Just a reminder: bears are no joke. 

Bears are on a perpetual hunt for food, and a recent video out of Lake Tahoe shows exactly how far they will go to find it. 

Security footage from a cabin near the lake shows a rather large and healthy brown bear taking out the front door like it was nothing. The bear crashes through the door—frame pieces flying—and has a look around. 

The bear took a tour of the home like he owned the place, then decided to head outside and sit by the door. Local wildlife officials were called to the scene so the bear could be relocated (hopefully).

Bear encounters are pretty common in mountainous and wooded areas. Luckily, no one was injured in this home invasion, but an Aspen, Colorado, man was not as lucky

"The incident began about 1:30 a.m. (Friday, 7/10) when a homeowner responded to noises in his house. A large bear had entered the home through the front door," Colorado Parks and Wildlife said in a statement. 

Michael Chernosky saw the bear in his kitchen and tried to lure it to the garage and away from the rest of the family in hopes it would exit. It worked at first, but, unfortunately, when he opened the garage door, the bear spooked and took a swipe at Chernosky.

"...As soon as we looked at each other, he just smacked me … and after I got out of the way and started yelling, he left," said Chernosky to Good Morning America. "Luckily, [the bear] wasn't really after me. He just looking for food, and then I don't think he was planning on encountering me either."

That one swipe sent Chernosky to surgery with severe, but not life threatening, lacerations to the cheek, jaw, and neck. 

And that's just one of the many encouters that have made the news this year. Check out this black bear who got up close and really personal with a hiker in Mexico, or this bear cub that was making its way through a Colorado neighborhood.  

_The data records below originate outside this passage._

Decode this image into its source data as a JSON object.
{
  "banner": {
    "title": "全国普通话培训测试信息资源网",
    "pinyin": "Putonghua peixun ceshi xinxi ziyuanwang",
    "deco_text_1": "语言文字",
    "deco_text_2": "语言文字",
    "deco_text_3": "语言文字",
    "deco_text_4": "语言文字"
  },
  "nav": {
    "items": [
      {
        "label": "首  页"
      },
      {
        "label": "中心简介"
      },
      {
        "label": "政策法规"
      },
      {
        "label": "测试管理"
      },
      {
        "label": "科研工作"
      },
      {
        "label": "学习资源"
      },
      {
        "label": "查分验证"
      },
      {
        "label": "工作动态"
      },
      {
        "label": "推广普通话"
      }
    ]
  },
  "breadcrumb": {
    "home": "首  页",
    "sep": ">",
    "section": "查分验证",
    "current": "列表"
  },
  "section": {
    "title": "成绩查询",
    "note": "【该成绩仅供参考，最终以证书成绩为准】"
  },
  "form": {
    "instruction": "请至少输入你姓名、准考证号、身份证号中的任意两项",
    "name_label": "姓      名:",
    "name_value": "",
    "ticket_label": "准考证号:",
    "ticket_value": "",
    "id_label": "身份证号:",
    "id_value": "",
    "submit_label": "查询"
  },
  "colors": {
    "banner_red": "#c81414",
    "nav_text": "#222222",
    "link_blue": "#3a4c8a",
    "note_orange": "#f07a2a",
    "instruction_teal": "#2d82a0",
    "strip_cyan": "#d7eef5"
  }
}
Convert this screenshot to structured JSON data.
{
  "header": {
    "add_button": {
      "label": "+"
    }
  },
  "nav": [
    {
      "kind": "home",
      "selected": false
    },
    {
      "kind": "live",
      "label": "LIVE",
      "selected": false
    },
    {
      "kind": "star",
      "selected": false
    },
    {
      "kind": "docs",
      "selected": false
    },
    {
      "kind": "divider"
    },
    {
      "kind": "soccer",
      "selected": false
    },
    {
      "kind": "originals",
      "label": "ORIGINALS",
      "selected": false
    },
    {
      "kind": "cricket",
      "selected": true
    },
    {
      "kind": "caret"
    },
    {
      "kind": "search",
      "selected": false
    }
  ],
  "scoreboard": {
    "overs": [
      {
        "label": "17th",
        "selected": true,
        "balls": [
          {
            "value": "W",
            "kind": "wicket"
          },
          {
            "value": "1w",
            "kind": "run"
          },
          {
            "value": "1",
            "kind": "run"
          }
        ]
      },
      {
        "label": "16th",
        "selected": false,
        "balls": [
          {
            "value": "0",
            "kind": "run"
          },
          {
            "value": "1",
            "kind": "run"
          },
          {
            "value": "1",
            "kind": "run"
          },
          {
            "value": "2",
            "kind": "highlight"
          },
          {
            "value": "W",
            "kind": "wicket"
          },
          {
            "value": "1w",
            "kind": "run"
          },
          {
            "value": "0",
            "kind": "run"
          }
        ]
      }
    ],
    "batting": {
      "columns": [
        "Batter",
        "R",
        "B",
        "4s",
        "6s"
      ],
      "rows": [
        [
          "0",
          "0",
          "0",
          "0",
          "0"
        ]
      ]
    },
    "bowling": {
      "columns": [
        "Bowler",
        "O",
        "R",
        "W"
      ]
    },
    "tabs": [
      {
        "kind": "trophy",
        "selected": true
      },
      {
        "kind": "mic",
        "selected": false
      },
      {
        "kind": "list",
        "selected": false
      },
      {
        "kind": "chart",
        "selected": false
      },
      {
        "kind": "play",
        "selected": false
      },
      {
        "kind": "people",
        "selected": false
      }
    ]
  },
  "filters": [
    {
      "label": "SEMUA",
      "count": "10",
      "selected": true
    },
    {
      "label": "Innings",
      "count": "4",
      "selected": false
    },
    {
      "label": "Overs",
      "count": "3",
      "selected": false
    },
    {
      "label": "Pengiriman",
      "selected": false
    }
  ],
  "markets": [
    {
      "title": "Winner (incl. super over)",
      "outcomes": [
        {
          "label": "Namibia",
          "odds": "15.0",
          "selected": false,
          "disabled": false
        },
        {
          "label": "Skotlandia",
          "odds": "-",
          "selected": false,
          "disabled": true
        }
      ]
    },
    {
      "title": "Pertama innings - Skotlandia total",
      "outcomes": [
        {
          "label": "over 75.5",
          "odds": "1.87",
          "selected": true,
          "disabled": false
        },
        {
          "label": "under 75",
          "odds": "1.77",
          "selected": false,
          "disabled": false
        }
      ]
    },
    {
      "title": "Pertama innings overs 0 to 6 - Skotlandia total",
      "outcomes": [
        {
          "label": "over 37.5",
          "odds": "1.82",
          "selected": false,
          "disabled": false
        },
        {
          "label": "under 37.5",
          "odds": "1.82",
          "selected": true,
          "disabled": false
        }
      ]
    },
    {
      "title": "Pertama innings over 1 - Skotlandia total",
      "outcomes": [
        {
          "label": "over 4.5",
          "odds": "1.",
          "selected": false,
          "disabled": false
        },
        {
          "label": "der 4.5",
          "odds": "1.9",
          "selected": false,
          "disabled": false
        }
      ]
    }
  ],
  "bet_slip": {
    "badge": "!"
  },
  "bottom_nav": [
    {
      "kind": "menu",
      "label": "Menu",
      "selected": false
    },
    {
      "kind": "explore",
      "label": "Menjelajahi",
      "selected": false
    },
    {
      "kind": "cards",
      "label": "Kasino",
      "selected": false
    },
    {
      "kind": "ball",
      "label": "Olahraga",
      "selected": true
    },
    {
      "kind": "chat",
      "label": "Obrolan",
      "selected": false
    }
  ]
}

“This is a good time to remind everyone who lives in bear country that they need to be vigilant and responsible,” Colorado Parks and Wildlife said. “Proper management of trash and recycling is the first step to keeping bears away from neighborhoods. Locking doors and windows and keeping cars locked is also important.” 

Also, don't take pictures or approach bears. Leave them alone. Here's a good example of why: Bear Lunges Toward Woman When She Tries to Take Pic With It. Play stupid games, win stupid prizes. 

If you happen upon a bear in the wilderness, identify yourself by speaking in a calm, appeasing tone. Back away slowly, preferably in the direction you came. Walk, don't run, and keep your eye on the bear so you can see how it will react, says bearaware.com. This works. I ran into a yearling brown bear turning a corner on a trail, and luckily, we both scared each other so much that it headed up a tree and I spoke up while backing down the trail calmly from wence I came (then freaked out and booked it back to my car once I was out of the bear's line of sight).

Have you had a bear encounter? Let us know your experience in the comments!